● **Supplied data**
··········

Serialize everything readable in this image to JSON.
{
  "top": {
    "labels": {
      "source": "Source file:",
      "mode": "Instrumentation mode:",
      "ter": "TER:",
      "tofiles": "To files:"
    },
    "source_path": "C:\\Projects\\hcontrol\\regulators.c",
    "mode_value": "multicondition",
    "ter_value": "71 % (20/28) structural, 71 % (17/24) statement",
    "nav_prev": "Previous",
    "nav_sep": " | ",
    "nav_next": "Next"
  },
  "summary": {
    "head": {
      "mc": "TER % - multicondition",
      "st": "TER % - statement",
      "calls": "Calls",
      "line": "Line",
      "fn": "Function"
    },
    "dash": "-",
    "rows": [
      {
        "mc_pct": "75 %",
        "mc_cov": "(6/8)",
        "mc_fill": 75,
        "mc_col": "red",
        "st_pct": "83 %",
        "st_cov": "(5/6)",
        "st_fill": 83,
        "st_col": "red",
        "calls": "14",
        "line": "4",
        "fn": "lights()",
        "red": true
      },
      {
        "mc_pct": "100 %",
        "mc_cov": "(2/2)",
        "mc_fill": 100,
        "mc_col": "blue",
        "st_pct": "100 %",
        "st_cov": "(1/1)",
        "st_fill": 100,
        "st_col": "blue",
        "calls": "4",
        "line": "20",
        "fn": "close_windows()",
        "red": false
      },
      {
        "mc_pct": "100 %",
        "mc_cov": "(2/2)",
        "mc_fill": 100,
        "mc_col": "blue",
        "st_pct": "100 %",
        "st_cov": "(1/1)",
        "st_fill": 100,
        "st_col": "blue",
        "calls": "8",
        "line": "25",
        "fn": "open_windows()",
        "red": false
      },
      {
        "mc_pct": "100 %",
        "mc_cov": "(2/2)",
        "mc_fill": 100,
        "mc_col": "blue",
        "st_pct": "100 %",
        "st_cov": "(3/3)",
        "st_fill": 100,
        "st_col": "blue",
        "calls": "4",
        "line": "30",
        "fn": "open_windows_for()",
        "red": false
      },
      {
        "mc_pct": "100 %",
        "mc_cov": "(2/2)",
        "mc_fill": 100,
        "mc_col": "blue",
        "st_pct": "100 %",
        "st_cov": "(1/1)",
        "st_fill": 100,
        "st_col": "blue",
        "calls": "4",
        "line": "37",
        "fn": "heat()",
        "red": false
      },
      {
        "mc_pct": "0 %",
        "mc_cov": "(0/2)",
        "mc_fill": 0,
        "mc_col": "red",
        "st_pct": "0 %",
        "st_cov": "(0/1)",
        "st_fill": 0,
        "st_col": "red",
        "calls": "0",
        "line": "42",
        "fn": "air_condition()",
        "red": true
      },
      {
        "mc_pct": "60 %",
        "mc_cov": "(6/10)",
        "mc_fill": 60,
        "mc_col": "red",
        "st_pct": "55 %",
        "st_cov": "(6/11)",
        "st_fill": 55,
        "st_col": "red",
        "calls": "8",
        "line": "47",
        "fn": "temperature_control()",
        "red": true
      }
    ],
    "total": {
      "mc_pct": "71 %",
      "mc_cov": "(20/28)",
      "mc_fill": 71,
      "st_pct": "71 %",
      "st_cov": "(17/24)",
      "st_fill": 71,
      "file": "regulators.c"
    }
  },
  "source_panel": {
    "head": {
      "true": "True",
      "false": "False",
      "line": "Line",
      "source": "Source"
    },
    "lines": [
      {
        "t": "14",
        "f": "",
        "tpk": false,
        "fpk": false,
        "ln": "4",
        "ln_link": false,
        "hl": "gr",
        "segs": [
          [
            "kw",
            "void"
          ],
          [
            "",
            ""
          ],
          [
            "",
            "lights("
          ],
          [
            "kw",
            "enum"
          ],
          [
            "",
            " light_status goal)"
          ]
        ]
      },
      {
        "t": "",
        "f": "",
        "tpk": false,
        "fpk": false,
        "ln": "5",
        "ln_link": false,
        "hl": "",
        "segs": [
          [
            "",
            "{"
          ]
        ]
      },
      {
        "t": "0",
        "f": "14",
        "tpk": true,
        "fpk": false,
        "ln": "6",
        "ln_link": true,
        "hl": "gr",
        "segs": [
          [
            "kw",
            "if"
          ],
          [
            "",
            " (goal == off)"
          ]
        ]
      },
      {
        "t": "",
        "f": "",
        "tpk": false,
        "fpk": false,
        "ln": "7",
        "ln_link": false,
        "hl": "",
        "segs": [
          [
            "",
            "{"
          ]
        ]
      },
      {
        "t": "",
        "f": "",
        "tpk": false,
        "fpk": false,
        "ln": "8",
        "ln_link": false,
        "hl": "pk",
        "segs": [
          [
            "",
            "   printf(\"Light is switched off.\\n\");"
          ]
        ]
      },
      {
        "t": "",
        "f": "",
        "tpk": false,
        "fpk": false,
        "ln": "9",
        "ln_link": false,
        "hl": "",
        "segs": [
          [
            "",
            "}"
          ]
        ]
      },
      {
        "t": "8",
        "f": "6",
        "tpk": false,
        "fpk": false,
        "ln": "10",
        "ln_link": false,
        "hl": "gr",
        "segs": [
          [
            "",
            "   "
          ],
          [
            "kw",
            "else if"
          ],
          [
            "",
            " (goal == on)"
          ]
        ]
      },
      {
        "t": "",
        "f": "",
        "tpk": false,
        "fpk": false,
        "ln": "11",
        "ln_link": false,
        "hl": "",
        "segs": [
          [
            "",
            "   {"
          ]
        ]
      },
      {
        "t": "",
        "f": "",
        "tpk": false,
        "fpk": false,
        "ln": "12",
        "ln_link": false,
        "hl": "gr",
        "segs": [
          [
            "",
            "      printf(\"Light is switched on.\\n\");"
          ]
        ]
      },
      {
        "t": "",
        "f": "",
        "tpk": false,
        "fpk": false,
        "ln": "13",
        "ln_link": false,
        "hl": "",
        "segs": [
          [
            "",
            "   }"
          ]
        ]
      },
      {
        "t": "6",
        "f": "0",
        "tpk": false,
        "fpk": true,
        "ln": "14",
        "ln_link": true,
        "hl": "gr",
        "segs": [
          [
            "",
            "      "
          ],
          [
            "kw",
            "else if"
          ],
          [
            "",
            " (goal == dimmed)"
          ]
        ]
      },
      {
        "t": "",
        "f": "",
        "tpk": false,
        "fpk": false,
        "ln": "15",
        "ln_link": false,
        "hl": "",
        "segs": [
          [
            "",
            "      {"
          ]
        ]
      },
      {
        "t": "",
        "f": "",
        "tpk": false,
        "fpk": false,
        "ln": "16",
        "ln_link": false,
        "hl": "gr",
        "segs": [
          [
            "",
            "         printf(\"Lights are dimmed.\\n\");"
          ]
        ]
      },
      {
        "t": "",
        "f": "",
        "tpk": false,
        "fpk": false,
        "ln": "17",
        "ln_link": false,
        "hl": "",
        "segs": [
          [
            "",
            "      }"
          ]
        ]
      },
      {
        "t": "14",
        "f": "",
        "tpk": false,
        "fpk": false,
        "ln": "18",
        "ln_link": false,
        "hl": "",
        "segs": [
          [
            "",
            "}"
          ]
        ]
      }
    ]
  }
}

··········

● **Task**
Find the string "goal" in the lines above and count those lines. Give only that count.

● **Written reply**
4